Home / Blog / Towards a sensors infrastructure

Towards a sensors infrastructure

Lamp posts may become host of sensors creating a city wide sensors infrastructure. Credit: ATT – image credit CMDA Atlanta

Sensors are becoming ubiquitous and they are being deployed by the thousands every day. Each of these sensors is able to detect a specific parameter of its surrounding and they are deployed with a specific goal in mind by an interested party.

Although a city already has tens of thousands sensors (actually a more reasonable figure for a 1 million city inhabitants would be in the order of 100+ million sensors – each smartphone has 10+ sensors, each car has 100+ sensors, each home has 100+ sensors, …), these are not forming an infrastructure since each one is not related to the others. Yes, they are all (most) connected or connectable to the internet but this connection does not lead to a real infrastructure where data are being shared.

This is the real goal for the next decade. Transforming individual sensing point into a tapestry providing the pulse of the city.

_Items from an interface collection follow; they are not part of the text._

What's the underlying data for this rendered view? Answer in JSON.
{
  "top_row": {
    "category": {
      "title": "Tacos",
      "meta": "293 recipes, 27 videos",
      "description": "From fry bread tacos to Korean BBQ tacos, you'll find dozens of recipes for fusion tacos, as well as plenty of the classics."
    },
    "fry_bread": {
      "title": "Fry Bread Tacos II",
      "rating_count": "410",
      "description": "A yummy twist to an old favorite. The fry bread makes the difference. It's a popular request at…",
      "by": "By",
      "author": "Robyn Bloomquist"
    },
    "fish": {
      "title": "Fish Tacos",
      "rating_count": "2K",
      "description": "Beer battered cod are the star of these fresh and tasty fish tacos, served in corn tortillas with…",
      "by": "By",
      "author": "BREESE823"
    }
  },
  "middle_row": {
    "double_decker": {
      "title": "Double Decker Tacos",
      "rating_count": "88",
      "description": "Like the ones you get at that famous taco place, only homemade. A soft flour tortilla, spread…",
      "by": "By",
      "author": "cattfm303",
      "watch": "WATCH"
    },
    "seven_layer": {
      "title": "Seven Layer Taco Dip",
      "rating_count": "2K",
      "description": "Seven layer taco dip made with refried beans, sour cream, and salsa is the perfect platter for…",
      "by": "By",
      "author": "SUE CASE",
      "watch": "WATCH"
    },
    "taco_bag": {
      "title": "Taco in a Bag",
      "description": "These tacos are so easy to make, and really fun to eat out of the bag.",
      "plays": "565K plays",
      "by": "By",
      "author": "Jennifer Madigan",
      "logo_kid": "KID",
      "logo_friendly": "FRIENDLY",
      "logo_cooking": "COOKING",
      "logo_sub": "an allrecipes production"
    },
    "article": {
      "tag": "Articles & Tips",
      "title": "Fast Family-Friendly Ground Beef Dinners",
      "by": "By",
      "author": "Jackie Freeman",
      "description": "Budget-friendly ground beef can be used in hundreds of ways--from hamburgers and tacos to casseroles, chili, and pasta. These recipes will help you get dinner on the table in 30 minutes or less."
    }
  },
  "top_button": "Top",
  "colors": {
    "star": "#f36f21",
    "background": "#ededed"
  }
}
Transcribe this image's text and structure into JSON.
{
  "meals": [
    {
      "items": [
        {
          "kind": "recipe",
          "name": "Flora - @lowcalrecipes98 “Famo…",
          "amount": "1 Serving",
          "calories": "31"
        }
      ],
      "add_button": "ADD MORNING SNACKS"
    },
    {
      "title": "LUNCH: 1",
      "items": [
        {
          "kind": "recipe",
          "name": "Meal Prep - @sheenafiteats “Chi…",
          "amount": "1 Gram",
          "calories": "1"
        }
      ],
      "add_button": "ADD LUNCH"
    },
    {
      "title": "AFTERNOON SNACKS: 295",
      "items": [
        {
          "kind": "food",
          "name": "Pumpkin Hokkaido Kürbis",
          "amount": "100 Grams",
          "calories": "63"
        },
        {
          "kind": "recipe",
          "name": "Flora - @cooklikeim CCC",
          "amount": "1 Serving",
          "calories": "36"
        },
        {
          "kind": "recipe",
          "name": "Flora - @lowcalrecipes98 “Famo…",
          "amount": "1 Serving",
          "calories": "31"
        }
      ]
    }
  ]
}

ATT at CES 2018 has announced a “smart city sensor system” to monitor structures like bridges and constructions able to detect strain and cracks.  This follows the announcement made in January 2017 of the availability of sensors nodes that can piggy back on lamp posts. Since the 2017 announcement a few cities have started deploying the nodes, as an example San Diego has deployed over 3,200 of them in 2017.
Municipalities, clearly, are major players in creating this sensors infrastructure, however my feeling is that the most effective way for making this happen is not through the deployment of sensors and sensors hubs, as the one proposed by ATT, rather to created a conducive ecosystem where this infrastructure emerges.

More specifically this requires creating a citizens culture of being active participants in the city evolution and life (hence sharing their sensors data that are by far outnumbering all the others -smartphones, cars, homes…) and by providing a regulatory framework that creates trust ensuring privacy and ownership.

These cannot be guarantee by legislation only, you need to have technology supporting it, but technology without appropriate legislation is not going anywhere.

This is something we will be discussing at the IEEE World Forum on IoT in Singapore on February 6th, 2018. Don’t miss the opportunity of joining in and have your saying contributing to the future of our cities. We will be discussing not theory but practice, starting from what is being done in cities like Trento, Malaga and many others experimenting with the FIWare Platform, looking at how EIT Digital is working to deploy smart innovation in the city scape harvesting the strength of scale ups.

About robertosaracco

Leave a Reply

Your email address will not be published. Required fields are marked *